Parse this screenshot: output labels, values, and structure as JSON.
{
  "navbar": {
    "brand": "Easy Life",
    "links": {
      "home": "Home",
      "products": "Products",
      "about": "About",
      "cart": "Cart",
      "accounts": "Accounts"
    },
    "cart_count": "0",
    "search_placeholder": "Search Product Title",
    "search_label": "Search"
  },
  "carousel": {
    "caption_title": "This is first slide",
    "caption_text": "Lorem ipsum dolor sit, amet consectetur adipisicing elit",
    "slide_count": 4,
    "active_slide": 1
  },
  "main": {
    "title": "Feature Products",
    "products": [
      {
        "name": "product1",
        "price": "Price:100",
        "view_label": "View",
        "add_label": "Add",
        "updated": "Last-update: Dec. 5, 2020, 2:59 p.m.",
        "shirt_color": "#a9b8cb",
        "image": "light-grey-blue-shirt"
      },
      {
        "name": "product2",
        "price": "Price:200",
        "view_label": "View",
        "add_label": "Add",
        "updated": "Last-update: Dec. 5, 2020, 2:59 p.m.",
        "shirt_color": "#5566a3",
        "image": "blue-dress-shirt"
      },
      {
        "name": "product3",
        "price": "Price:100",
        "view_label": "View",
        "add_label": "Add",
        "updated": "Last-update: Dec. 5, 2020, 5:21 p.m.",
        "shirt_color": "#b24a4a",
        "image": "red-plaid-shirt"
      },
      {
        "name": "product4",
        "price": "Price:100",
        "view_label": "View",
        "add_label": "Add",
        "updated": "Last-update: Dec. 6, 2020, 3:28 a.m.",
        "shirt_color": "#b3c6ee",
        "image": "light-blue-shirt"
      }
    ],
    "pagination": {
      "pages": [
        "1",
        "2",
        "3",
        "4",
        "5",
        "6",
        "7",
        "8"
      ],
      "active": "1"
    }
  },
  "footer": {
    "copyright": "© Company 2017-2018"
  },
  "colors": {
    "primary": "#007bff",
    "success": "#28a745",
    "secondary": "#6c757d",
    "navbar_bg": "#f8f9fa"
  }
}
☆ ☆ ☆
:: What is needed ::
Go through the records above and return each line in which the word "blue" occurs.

:: Problem solution ::
        "image": "light-grey-blue-shirt"
        "image": "blue-dress-shirt"
        "image": "light-blue-shirt"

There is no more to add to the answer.